## Input:

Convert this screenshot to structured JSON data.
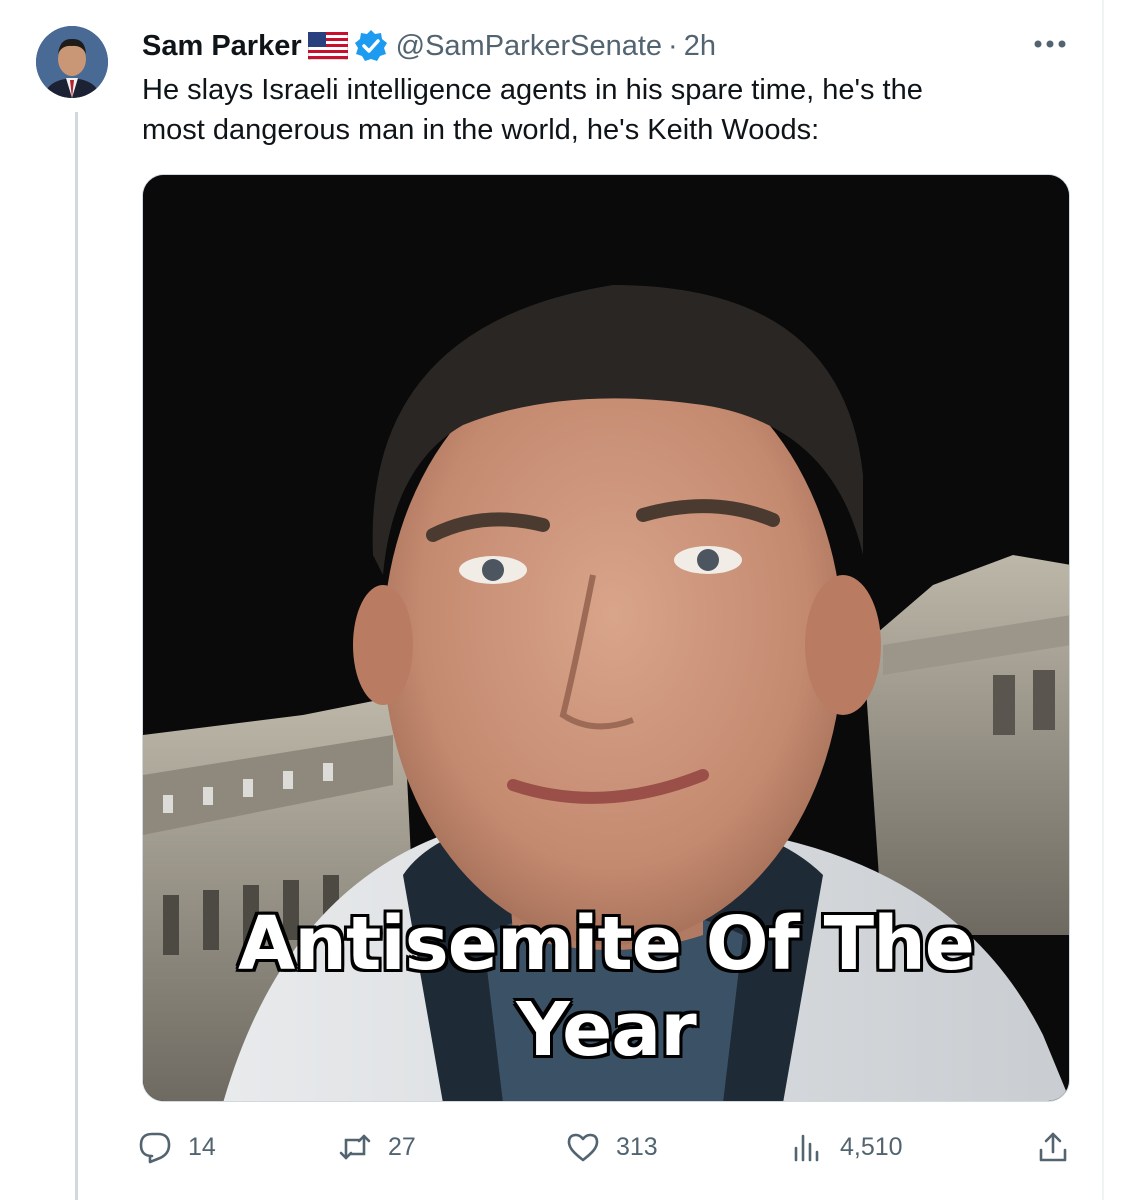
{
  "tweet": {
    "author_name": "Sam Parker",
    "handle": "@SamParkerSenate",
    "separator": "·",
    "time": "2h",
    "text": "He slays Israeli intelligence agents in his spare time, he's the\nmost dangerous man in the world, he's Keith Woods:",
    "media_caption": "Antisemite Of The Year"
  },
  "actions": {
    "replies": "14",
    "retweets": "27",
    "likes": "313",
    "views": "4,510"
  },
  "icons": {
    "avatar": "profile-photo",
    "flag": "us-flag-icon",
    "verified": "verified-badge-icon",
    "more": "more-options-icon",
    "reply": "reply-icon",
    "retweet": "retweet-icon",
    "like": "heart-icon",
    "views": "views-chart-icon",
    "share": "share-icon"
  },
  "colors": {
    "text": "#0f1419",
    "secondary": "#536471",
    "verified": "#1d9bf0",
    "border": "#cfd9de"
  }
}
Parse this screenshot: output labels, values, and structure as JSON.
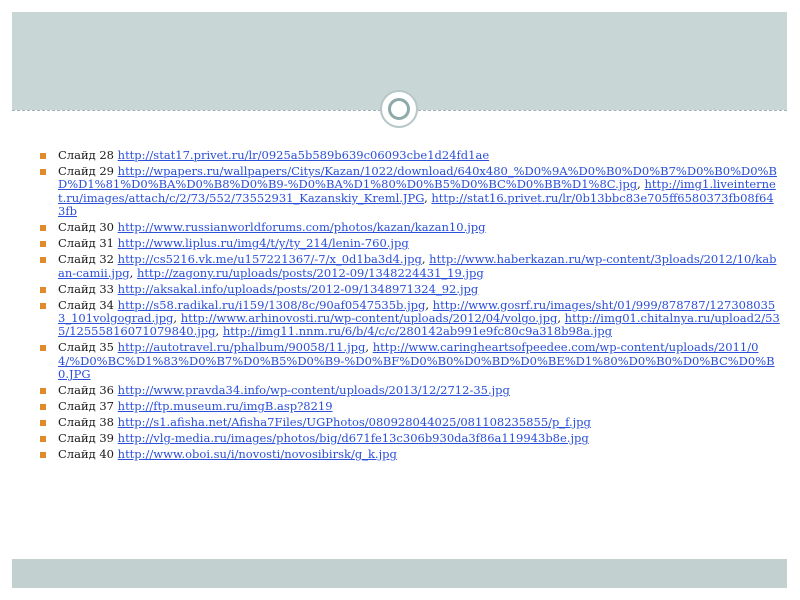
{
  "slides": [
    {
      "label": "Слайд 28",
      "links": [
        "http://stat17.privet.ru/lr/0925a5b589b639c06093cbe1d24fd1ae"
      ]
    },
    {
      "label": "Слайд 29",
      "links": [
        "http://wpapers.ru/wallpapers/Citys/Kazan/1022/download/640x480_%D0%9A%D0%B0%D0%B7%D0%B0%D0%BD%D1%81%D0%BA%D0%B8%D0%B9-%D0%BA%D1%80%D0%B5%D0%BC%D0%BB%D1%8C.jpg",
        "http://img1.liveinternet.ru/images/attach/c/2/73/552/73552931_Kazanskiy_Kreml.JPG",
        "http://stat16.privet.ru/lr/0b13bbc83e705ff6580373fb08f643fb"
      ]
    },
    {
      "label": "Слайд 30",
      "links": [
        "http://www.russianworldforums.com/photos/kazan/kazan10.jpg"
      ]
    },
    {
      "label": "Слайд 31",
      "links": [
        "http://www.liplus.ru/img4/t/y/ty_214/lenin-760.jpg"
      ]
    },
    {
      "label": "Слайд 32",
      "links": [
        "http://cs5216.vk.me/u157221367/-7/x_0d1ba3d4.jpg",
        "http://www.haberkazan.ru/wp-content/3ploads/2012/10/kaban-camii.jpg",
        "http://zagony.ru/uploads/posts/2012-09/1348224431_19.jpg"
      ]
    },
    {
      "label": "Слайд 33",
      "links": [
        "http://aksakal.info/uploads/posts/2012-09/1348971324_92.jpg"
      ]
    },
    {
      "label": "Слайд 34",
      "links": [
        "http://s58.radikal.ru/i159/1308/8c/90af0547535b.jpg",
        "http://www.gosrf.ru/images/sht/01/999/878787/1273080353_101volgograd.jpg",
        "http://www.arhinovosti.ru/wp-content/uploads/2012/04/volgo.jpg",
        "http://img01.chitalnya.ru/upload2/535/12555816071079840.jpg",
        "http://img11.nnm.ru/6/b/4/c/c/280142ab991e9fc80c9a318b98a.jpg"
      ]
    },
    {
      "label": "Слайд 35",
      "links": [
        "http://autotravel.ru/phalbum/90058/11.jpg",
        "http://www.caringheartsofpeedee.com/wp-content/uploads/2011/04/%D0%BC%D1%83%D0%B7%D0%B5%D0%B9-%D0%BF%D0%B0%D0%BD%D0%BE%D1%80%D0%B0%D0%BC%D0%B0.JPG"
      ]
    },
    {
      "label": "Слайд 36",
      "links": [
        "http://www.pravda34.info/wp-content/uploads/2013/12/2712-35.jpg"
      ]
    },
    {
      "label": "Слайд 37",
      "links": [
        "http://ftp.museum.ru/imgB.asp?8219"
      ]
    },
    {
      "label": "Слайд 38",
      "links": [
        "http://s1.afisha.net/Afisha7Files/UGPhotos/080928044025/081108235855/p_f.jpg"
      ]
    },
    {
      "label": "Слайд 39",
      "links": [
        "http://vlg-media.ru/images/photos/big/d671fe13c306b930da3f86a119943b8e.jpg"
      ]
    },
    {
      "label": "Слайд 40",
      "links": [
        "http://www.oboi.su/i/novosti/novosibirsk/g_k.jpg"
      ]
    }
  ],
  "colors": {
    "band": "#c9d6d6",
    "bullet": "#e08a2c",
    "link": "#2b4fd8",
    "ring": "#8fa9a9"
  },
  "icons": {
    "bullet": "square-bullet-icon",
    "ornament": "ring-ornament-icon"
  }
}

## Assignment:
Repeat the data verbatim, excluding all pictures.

## Result:
Convert this screenshot to structured JSON data.
{
  "tweet": {
    "author_name": "Sam Parker",
    "handle": "@SamParkerSenate",
    "separator": "·",
    "time": "2h",
    "text": "He slays Israeli intelligence agents in his spare time, he's the\nmost dangerous man in the world, he's Keith Woods:",
    "media_caption": "Antisemite Of The Year"
  },
  "actions": {
    "replies": "14",
    "retweets": "27",
    "likes": "313",
    "views": "4,510"
  },
  "icons": {
    "avatar": "profile-photo",
    "flag": "us-flag-icon",
    "verified": "verified-badge-icon",
    "more": "more-options-icon",
    "reply": "reply-icon",
    "retweet": "retweet-icon",
    "like": "heart-icon",
    "views": "views-chart-icon",
    "share": "share-icon"
  },
  "colors": {
    "text": "#0f1419",
    "secondary": "#536471",
    "verified": "#1d9bf0",
    "border": "#cfd9de"
  }
}
Parse this screenshot: output labels, values, and structure as JSON.
{
  "slides": [
    {
      "label": "Слайд 28",
      "links": [
        "http://stat17.privet.ru/lr/0925a5b589b639c06093cbe1d24fd1ae"
      ]
    },
    {
      "label": "Слайд 29",
      "links": [
        "http://wpapers.ru/wallpapers/Citys/Kazan/1022/download/640x480_%D0%9A%D0%B0%D0%B7%D0%B0%D0%BD%D1%81%D0%BA%D0%B8%D0%B9-%D0%BA%D1%80%D0%B5%D0%BC%D0%BB%D1%8C.jpg",
        "http://img1.liveinternet.ru/images/attach/c/2/73/552/73552931_Kazanskiy_Kreml.JPG",
        "http://stat16.privet.ru/lr/0b13bbc83e705ff6580373fb08f643fb"
      ]
    },
    {
      "label": "Слайд 30",
      "links": [
        "http://www.russianworldforums.com/photos/kazan/kazan10.jpg"
      ]
    },
    {
      "label": "Слайд 31",
      "links": [
        "http://www.liplus.ru/img4/t/y/ty_214/lenin-760.jpg"
      ]
    },
    {
      "label": "Слайд 32",
      "links": [
        "http://cs5216.vk.me/u157221367/-7/x_0d1ba3d4.jpg",
        "http://www.haberkazan.ru/wp-content/3ploads/2012/10/kaban-camii.jpg",
        "http://zagony.ru/uploads/posts/2012-09/1348224431_19.jpg"
      ]
    },
    {
      "label": "Слайд 33",
      "links": [
        "http://aksakal.info/uploads/posts/2012-09/1348971324_92.jpg"
      ]
    },
    {
      "label": "Слайд 34",
      "links": [
        "http://s58.radikal.ru/i159/1308/8c/90af0547535b.jpg",
        "http://www.gosrf.ru/images/sht/01/999/878787/1273080353_101volgograd.jpg",
        "http://www.arhinovosti.ru/wp-content/uploads/2012/04/volgo.jpg",
        "http://img01.chitalnya.ru/upload2/535/12555816071079840.jpg",
        "http://img11.nnm.ru/6/b/4/c/c/280142ab991e9fc80c9a318b98a.jpg"
      ]
    },
    {
      "label": "Слайд 35",
      "links": [
        "http://autotravel.ru/phalbum/90058/11.jpg",
        "http://www.caringheartsofpeedee.com/wp-content/uploads/2011/04/%D0%BC%D1%83%D0%B7%D0%B5%D0%B9-%D0%BF%D0%B0%D0%BD%D0%BE%D1%80%D0%B0%D0%BC%D0%B0.JPG"
      ]
    },
    {
      "label": "Слайд 36",
      "links": [
        "http://www.pravda34.info/wp-content/uploads/2013/12/2712-35.jpg"
      ]
    },
    {
      "label": "Слайд 37",
      "links": [
        "http://ftp.museum.ru/imgB.asp?8219"
      ]
    },
    {
      "label": "Слайд 38",
      "links": [
        "http://s1.afisha.net/Afisha7Files/UGPhotos/080928044025/081108235855/p_f.jpg"
      ]
    },
    {
      "label": "Слайд 39",
      "links": [
        "http://vlg-media.ru/images/photos/big/d671fe13c306b930da3f86a119943b8e.jpg"
      ]
    },
    {
      "label": "Слайд 40",
      "links": [
        "http://www.oboi.su/i/novosti/novosibirsk/g_k.jpg"
      ]
    }
  ],
  "colors": {
    "band": "#c9d6d6",
    "bullet": "#e08a2c",
    "link": "#2b4fd8",
    "ring": "#8fa9a9"
  },
  "icons": {
    "bullet": "square-bullet-icon",
    "ornament": "ring-ornament-icon"
  }
}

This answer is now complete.